In Xiamen foreigners from many nations built their embassies, churches, clubs and homes on Gulangyu. Wealthy Chinese merchants also enjoyed the concession’s prestige and security, building their own Western-style villas.

That security ended in 1912 with the civil upheaval and war following the fall of the Qing Dynasty. During this time foreigners gradually left Gulangyu, and the island was mostly abandoned after the establishment of the People’s Republic of China in October 1949.Private ownership ended and the abandoned villas became property of the state. Apart from a few that were continuously maintained, most of the villas and mansions were left to the ravages of time. The former British embassy is now an office building. The adjacent ambassador’s residence is now a small hotel and restaurant. The former Japanese embassy is now a ratty multi-family tenament.

12_02329 12_02348 12_02399Today more than 1,000 colonial era villas and mansions still stand along hilly Gulangyu’s meandering, tree-lined streets. Some have been renovated into boutique hotels and stylish restaurants. Many more have been haphazardly divided into individual living units. Others stand abandoned in various states of collapse.

12_02377 12_02373 12_02307 12_02245Interestingly, the front entry gate of many – even some dilapidated beyond habitation – bear a plaque designating them as an “Important Cultural Property”. Gulangyu is already a favorite destination for Chinese tourists. It seems that the Xiamen government, fully aware of this tourist goldmine, has decided to preserve Gulangyu’s heritage architecture in anticipation of privately funded restoration projects. In fact, we observed several restoration projects in progress.

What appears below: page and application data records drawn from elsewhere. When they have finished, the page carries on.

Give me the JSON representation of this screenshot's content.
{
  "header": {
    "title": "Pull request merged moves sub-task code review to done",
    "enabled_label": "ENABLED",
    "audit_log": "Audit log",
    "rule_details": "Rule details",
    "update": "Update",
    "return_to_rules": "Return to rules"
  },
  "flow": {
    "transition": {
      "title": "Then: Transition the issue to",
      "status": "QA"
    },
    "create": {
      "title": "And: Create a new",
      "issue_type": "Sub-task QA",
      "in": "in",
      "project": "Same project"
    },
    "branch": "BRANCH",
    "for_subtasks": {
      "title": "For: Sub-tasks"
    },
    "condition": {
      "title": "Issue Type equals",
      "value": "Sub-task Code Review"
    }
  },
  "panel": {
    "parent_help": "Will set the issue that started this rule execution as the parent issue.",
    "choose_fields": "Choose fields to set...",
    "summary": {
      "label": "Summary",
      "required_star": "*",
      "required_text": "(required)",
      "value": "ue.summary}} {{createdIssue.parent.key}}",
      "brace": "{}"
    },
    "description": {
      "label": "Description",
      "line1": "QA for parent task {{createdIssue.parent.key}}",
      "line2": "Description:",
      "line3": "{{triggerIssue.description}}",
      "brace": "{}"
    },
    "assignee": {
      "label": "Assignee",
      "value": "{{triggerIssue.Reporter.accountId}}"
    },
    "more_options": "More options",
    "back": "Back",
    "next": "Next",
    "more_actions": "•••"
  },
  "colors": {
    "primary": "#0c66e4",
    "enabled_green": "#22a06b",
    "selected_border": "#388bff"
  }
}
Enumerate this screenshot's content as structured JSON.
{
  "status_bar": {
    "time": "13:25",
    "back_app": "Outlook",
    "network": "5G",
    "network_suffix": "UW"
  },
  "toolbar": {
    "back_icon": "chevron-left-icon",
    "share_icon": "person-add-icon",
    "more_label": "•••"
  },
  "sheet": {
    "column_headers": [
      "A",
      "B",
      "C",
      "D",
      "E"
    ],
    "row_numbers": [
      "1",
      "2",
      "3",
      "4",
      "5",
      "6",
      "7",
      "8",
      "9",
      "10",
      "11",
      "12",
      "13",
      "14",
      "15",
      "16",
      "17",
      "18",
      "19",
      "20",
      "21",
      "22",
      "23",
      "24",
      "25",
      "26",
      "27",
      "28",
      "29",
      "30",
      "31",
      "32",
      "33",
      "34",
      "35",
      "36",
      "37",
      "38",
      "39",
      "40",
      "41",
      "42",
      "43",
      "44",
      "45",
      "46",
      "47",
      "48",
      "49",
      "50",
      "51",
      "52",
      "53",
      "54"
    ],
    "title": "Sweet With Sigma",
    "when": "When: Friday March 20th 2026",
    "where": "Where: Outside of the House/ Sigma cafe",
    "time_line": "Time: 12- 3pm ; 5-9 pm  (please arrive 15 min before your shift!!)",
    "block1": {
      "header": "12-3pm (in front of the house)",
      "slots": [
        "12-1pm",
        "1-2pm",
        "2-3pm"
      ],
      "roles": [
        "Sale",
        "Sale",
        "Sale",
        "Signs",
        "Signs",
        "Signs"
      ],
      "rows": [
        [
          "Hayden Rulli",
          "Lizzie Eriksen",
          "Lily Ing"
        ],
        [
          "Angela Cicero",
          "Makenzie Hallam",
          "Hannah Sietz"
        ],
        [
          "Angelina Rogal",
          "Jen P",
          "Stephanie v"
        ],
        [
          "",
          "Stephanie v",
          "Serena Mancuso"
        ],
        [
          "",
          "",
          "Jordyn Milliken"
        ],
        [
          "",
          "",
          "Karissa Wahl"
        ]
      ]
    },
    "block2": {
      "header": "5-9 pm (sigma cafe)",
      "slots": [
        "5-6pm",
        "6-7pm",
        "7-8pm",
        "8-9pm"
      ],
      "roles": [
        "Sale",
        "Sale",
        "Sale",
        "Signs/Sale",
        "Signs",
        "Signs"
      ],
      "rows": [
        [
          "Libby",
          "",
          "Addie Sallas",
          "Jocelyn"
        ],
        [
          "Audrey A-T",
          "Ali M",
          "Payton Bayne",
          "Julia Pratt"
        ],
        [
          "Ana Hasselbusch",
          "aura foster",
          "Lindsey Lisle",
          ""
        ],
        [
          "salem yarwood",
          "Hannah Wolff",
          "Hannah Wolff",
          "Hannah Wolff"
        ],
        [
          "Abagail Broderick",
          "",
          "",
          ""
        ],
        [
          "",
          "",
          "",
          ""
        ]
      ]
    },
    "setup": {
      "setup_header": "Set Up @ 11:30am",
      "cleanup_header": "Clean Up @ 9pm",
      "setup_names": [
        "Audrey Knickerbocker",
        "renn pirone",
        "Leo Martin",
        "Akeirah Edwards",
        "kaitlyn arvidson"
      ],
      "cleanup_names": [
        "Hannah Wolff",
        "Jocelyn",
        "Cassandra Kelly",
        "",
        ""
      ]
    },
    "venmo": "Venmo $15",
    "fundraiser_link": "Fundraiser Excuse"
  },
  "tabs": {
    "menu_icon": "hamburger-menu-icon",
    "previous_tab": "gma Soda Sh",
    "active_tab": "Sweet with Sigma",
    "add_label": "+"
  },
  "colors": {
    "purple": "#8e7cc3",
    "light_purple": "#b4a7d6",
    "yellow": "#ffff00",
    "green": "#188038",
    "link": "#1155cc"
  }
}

Gulangyu’s historical buildings escaped the wrecking ball that has transformed the rest of China’s coastal cities.  Perhaps its island location made shopping malls, high-rise residential complexes and high-rise office buildings impractical.  But the island’s strategic importance in the cold-war political standoff kept Gulangyu off-limits to developers.  A significant part of the island remains a military reservation to this day.

12_02247The island has, of course, been discovered by the hordes of Chinese tourists, so the parts near the ferry are packed every day.  But it is not hard to turn a corner and find neighborhoods that are still quiet.  We particularly liked finding a set of three old tunnels that connect the busy areas to neighborhoods where local people live in decaying mansions with little interaction with the tourists.